The Inside Edge
The Bank of England’s Monetary Policy Committee today voted to maintain the official Bank Rate paid on commercial bank reserves at 0.5%.
Despite the continuance of low base rates, mortgage deals still do not reflect the low rates and wide availability we experienced in the pre-crunch days. Banks and building societies argue that the base rate is not the key driver in their own cost of funding mortgages, however the profit margins being made by mortgage providers seem to be many percentage points higher than in the pre-crunch days.
It seems to be a lenders’ market, where the criteria have swung from lax or reckless to overly cautious and in many cases prohibitive. Here at TBPL we’ve got our fingers crossed that the criteria will eventually land somewhere in the middle and be just plain sensible.
One example of tightening criteria is the new rule for Buy To Let mortgages that stipulates the mortgagee must have an income of at least £30,000 in addition to proving the affordability of the mortgage based on the incoming rent. This could have a big effect on professional landlords with a small portfolio providing an income less than £30,000. Self employed landlords with less than 3 years’ accounts will be similarly restricted.
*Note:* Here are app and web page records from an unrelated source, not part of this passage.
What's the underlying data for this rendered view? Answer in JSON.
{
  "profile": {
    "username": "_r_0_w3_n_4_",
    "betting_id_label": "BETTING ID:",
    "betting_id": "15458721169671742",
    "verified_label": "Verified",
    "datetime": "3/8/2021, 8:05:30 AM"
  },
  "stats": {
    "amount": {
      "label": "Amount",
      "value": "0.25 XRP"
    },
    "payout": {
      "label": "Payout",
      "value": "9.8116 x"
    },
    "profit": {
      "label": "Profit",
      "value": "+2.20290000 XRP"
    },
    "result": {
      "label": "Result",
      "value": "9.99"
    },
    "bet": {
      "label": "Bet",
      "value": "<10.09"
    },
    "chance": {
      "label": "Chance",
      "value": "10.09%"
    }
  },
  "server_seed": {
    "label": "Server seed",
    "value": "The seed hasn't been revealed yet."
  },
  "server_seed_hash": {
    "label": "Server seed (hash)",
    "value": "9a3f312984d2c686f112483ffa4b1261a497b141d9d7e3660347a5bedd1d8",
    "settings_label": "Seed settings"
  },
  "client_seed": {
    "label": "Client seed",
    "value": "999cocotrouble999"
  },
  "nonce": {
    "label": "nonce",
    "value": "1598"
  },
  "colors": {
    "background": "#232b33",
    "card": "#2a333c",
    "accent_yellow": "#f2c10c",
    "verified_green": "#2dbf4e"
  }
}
There is also a great differentiation of mortgage offerings based on the Loan To Value, with those people who were lured into low LTV deals with a zero, 5 or 25 % deposit now losing out on the availability of preferential rates being offered to customers with a deposit of 25 to 50% or more.
No-one really knows what’s going to happen to mortgage deals, interest rates and house prices, but lets just hope the banking industry supports us through it by offering sensible deals on sensible terms.